**Work instructions**
Images appear in the records below; leave them out and repeat everything else exactly.

**Information given**
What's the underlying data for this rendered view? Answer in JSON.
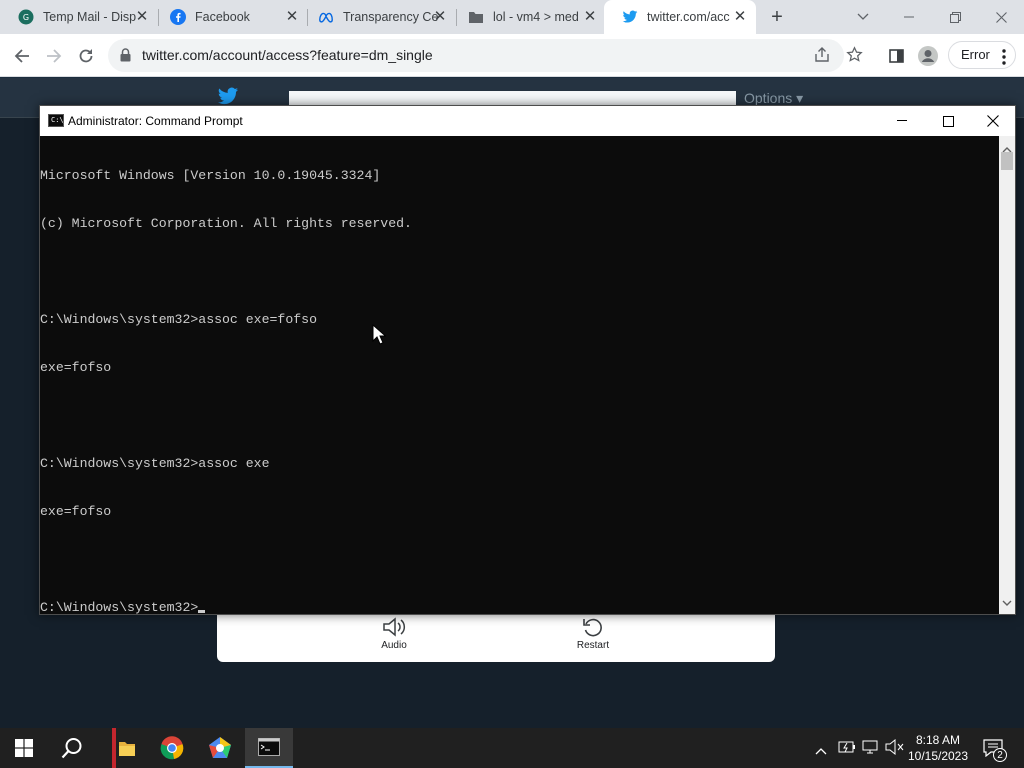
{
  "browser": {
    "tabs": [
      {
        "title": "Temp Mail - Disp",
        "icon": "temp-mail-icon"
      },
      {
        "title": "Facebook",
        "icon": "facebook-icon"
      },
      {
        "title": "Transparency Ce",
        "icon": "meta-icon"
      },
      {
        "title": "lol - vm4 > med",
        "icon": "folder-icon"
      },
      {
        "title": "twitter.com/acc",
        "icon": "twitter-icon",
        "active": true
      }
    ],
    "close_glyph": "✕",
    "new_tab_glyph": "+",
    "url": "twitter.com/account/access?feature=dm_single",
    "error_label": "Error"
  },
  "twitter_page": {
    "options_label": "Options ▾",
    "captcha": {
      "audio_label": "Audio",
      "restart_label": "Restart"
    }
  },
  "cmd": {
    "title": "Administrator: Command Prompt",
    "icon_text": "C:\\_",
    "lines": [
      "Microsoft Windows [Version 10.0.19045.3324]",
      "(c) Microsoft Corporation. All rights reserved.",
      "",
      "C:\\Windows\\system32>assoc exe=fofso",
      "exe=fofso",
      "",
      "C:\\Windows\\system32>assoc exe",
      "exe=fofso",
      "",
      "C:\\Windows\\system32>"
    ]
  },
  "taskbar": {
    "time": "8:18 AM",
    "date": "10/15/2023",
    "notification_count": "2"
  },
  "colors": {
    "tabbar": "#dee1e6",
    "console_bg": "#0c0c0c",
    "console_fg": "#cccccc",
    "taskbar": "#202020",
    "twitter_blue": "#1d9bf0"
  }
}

**Written solution**
What's the underlying data for this rendered view? Answer in JSON.
{
  "browser": {
    "tabs": [
      {
        "title": "Temp Mail - Disp",
        "icon": "temp-mail-icon"
      },
      {
        "title": "Facebook",
        "icon": "facebook-icon"
      },
      {
        "title": "Transparency Ce",
        "icon": "meta-icon"
      },
      {
        "title": "lol - vm4 > med",
        "icon": "folder-icon"
      },
      {
        "title": "twitter.com/acc",
        "icon": "twitter-icon",
        "active": true
      }
    ],
    "close_glyph": "✕",
    "new_tab_glyph": "+",
    "url": "twitter.com/account/access?feature=dm_single",
    "error_label": "Error"
  },
  "twitter_page": {
    "options_label": "Options ▾",
    "captcha": {
      "audio_label": "Audio",
      "restart_label": "Restart"
    }
  },
  "cmd": {
    "title": "Administrator: Command Prompt",
    "icon_text": "C:\\_",
    "lines": [
      "Microsoft Windows [Version 10.0.19045.3324]",
      "(c) Microsoft Corporation. All rights reserved.",
      "",
      "C:\\Windows\\system32>assoc exe=fofso",
      "exe=fofso",
      "",
      "C:\\Windows\\system32>assoc exe",
      "exe=fofso",
      "",
      "C:\\Windows\\system32>"
    ]
  },
  "taskbar": {
    "time": "8:18 AM",
    "date": "10/15/2023",
    "notification_count": "2"
  },
  "colors": {
    "tabbar": "#dee1e6",
    "console_bg": "#0c0c0c",
    "console_fg": "#cccccc",
    "taskbar": "#202020",
    "twitter_blue": "#1d9bf0"
  }
}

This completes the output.